┌────────

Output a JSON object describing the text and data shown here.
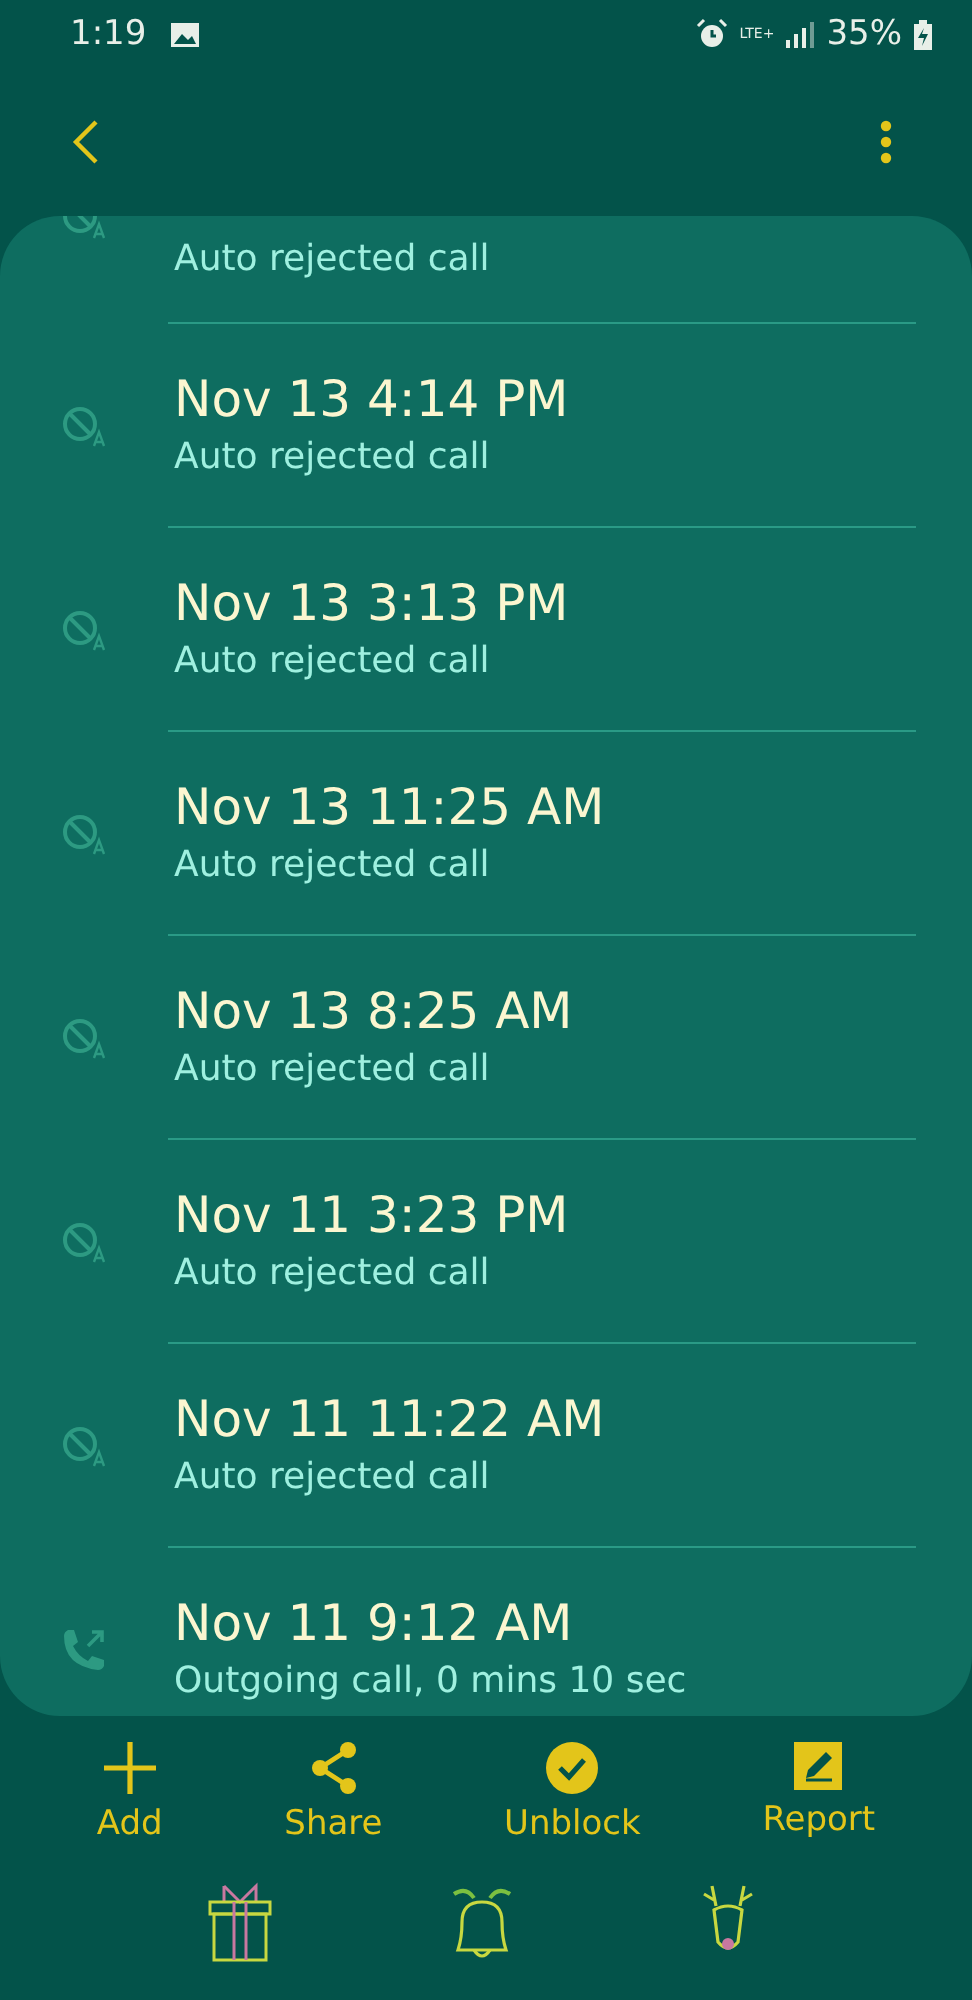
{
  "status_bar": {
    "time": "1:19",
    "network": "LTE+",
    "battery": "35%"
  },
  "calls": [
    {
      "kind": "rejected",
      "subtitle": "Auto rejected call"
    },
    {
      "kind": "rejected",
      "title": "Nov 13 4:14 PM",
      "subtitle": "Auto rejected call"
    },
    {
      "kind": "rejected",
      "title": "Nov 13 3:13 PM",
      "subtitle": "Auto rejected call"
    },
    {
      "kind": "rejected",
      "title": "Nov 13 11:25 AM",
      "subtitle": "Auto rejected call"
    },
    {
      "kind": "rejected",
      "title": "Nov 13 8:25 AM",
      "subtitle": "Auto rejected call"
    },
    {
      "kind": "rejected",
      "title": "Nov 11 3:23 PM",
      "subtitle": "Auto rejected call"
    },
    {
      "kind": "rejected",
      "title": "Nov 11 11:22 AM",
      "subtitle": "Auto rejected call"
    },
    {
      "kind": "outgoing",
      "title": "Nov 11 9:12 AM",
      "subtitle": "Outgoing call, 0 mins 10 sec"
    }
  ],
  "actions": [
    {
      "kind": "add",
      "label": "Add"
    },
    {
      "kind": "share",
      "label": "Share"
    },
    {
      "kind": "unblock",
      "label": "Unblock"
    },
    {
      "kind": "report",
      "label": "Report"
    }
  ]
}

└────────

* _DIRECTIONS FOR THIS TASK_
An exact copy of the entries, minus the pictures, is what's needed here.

* _COMPLETED EXERCISE_
Output a JSON object describing the text and data shown here.
{
  "status_bar": {
    "time": "1:19",
    "network": "LTE+",
    "battery": "35%"
  },
  "calls": [
    {
      "kind": "rejected",
      "subtitle": "Auto rejected call"
    },
    {
      "kind": "rejected",
      "title": "Nov 13 4:14 PM",
      "subtitle": "Auto rejected call"
    },
    {
      "kind": "rejected",
      "title": "Nov 13 3:13 PM",
      "subtitle": "Auto rejected call"
    },
    {
      "kind": "rejected",
      "title": "Nov 13 11:25 AM",
      "subtitle": "Auto rejected call"
    },
    {
      "kind": "rejected",
      "title": "Nov 13 8:25 AM",
      "subtitle": "Auto rejected call"
    },
    {
      "kind": "rejected",
      "title": "Nov 11 3:23 PM",
      "subtitle": "Auto rejected call"
    },
    {
      "kind": "rejected",
      "title": "Nov 11 11:22 AM",
      "subtitle": "Auto rejected call"
    },
    {
      "kind": "outgoing",
      "title": "Nov 11 9:12 AM",
      "subtitle": "Outgoing call, 0 mins 10 sec"
    }
  ],
  "actions": [
    {
      "kind": "add",
      "label": "Add"
    },
    {
      "kind": "share",
      "label": "Share"
    },
    {
      "kind": "unblock",
      "label": "Unblock"
    },
    {
      "kind": "report",
      "label": "Report"
    }
  ]
}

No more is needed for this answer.